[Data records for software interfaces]

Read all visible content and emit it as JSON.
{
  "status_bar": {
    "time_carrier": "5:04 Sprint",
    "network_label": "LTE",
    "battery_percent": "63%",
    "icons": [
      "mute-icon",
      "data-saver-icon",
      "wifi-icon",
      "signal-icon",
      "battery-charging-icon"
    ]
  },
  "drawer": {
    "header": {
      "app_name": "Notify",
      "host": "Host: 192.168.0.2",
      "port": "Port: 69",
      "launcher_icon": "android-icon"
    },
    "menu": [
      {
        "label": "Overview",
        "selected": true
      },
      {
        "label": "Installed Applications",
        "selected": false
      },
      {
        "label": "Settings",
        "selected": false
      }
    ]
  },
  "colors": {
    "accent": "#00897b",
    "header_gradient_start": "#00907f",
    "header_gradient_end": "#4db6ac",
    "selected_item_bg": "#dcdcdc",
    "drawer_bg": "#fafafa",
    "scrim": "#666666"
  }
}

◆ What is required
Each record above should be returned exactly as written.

◆ Problem solution
Read all visible content and emit it as JSON.
{
  "status_bar": {
    "time_carrier": "5:04 Sprint",
    "network_label": "LTE",
    "battery_percent": "63%",
    "icons": [
      "mute-icon",
      "data-saver-icon",
      "wifi-icon",
      "signal-icon",
      "battery-charging-icon"
    ]
  },
  "drawer": {
    "header": {
      "app_name": "Notify",
      "host": "Host: 192.168.0.2",
      "port": "Port: 69",
      "launcher_icon": "android-icon"
    },
    "menu": [
      {
        "label": "Overview",
        "selected": true
      },
      {
        "label": "Installed Applications",
        "selected": false
      },
      {
        "label": "Settings",
        "selected": false
      }
    ]
  },
  "colors": {
    "accent": "#00897b",
    "header_gradient_start": "#00907f",
    "header_gradient_end": "#4db6ac",
    "selected_item_bg": "#dcdcdc",
    "drawer_bg": "#fafafa",
    "scrim": "#666666"
  }
}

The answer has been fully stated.